- [What you are asked to do] Scan the records below, and wherever a line has the word "kind", pull it out.

#####

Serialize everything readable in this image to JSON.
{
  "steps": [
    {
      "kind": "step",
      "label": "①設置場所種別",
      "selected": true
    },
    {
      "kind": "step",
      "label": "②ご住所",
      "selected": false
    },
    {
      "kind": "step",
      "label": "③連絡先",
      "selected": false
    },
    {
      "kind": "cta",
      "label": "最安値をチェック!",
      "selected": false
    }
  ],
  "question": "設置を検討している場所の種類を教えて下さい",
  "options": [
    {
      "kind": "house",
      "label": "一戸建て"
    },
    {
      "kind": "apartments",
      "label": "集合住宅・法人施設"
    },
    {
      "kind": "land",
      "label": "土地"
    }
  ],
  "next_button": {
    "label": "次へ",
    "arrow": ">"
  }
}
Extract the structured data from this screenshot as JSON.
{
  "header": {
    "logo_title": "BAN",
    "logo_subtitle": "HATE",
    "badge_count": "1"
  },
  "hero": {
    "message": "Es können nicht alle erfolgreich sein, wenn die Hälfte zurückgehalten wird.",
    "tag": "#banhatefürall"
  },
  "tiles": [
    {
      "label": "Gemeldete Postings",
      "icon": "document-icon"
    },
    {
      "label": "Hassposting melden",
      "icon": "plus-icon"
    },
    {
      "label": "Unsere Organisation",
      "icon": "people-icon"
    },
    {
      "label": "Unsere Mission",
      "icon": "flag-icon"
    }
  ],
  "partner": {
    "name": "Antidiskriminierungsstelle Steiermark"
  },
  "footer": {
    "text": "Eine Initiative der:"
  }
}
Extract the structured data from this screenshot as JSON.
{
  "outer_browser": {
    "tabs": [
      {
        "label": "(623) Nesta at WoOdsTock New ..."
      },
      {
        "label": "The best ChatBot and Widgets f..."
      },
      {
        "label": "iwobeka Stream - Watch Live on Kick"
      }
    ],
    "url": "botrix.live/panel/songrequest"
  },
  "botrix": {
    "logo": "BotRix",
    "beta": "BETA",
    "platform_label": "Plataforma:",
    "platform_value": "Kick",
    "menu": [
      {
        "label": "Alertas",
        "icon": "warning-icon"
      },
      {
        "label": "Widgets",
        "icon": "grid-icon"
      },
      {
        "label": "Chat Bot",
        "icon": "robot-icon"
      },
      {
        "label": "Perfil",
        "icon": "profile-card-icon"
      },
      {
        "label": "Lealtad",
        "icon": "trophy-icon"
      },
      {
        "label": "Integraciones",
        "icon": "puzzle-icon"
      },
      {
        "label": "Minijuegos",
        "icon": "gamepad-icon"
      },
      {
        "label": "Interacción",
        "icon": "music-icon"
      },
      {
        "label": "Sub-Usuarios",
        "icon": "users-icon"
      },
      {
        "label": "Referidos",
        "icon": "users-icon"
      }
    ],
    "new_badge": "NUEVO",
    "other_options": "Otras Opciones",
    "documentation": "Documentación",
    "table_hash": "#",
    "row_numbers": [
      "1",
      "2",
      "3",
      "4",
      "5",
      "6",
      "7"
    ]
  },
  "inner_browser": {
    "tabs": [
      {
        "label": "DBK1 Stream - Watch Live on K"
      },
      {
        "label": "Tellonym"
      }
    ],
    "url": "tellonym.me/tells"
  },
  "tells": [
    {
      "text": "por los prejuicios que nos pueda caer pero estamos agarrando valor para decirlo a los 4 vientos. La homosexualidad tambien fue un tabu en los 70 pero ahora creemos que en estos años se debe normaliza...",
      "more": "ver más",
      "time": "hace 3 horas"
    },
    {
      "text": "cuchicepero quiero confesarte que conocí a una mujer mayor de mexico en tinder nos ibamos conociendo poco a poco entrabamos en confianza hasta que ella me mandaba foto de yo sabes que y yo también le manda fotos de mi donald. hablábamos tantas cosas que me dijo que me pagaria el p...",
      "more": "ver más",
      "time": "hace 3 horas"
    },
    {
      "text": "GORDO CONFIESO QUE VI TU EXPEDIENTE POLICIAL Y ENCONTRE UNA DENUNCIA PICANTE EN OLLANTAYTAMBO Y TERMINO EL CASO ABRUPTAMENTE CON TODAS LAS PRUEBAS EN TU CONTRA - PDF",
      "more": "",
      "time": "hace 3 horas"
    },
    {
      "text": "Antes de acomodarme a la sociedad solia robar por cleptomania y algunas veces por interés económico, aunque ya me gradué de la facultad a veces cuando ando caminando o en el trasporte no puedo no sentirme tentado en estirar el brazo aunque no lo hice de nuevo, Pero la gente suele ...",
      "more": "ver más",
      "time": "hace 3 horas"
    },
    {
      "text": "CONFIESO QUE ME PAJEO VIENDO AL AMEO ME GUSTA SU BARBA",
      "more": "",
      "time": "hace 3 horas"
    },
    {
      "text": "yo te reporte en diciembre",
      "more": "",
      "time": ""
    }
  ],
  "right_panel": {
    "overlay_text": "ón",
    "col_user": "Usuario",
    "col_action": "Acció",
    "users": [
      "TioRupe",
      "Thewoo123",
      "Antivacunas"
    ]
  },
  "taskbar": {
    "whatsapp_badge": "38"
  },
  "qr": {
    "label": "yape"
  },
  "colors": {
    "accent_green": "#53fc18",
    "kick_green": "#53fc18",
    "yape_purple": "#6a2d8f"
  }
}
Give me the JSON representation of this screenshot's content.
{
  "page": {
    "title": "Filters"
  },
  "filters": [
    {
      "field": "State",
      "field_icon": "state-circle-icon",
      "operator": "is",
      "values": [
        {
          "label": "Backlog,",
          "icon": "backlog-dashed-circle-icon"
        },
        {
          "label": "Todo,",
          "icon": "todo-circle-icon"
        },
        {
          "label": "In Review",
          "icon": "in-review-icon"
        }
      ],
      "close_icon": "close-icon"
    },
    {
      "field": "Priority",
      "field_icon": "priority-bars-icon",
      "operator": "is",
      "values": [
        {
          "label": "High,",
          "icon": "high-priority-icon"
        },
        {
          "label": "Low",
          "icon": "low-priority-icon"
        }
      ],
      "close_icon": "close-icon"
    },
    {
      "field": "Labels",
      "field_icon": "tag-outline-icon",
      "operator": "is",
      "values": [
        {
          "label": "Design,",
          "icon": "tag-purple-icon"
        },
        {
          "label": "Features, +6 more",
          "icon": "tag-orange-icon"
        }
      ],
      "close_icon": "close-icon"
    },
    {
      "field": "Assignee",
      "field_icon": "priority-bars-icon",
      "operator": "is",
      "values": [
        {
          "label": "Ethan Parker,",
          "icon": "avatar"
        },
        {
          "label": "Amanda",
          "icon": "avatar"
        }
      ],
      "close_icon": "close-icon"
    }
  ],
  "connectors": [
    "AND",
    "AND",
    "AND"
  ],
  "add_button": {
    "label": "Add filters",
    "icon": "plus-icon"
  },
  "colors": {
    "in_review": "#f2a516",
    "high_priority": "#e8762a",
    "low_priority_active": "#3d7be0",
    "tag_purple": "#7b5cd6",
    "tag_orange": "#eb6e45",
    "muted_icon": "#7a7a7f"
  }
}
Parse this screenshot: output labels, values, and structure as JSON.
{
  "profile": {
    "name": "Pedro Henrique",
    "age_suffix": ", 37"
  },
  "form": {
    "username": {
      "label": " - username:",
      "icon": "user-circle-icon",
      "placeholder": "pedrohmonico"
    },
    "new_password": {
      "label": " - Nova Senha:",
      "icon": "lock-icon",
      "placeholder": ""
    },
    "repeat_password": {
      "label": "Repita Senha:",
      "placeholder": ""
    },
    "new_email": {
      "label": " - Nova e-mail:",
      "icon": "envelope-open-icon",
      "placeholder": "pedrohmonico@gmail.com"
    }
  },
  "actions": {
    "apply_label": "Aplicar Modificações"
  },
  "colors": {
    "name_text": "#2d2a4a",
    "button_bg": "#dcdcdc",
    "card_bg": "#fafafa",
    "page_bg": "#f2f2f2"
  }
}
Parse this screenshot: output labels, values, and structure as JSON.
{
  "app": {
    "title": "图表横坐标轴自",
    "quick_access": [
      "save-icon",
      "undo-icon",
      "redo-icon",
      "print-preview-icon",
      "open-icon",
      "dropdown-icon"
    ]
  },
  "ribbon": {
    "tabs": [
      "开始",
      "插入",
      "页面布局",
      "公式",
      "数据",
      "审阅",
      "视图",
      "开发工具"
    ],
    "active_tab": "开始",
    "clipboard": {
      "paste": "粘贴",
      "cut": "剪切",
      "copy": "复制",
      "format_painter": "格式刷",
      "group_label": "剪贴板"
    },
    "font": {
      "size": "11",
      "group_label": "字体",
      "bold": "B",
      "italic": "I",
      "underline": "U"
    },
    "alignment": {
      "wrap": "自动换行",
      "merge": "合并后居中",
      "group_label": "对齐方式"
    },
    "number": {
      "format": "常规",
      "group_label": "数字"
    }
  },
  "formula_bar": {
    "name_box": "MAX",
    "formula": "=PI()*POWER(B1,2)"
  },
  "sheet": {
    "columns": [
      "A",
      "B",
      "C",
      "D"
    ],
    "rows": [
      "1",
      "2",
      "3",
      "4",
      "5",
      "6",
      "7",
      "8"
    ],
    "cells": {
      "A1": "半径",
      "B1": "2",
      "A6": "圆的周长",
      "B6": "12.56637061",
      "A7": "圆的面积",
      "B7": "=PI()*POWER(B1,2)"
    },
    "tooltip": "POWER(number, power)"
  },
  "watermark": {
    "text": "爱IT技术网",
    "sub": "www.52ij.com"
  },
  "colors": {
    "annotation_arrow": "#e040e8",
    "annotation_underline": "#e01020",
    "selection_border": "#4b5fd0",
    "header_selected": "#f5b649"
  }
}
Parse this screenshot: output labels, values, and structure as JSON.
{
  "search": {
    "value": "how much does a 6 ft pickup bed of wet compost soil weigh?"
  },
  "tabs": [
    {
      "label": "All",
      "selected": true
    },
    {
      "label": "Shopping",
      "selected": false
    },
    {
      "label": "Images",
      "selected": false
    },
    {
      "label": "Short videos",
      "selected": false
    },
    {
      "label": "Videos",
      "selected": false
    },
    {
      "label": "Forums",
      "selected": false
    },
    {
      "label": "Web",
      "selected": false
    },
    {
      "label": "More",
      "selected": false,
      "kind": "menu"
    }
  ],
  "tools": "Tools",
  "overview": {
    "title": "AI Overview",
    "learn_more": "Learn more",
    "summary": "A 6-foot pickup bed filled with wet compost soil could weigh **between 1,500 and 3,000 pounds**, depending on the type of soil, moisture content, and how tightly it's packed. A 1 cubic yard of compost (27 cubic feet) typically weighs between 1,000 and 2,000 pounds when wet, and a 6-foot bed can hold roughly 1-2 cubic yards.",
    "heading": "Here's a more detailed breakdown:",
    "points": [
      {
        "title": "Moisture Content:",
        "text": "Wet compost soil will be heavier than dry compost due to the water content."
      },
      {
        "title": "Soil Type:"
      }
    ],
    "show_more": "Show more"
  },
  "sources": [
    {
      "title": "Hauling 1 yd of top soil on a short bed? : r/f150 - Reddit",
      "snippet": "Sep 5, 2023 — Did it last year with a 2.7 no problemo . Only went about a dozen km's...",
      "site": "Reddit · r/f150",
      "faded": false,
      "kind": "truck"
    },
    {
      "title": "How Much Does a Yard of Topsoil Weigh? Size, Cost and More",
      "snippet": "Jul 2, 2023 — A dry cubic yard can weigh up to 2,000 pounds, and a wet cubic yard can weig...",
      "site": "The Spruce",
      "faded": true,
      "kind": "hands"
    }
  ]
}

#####

- [Answer for this exercise]
      "kind": "step",
      "kind": "step",
      "kind": "step",
      "kind": "cta",
      "kind": "house",
      "kind": "apartments",
      "kind": "land",
      "kind": "menu"
      "kind": "truck"
      "kind": "hands"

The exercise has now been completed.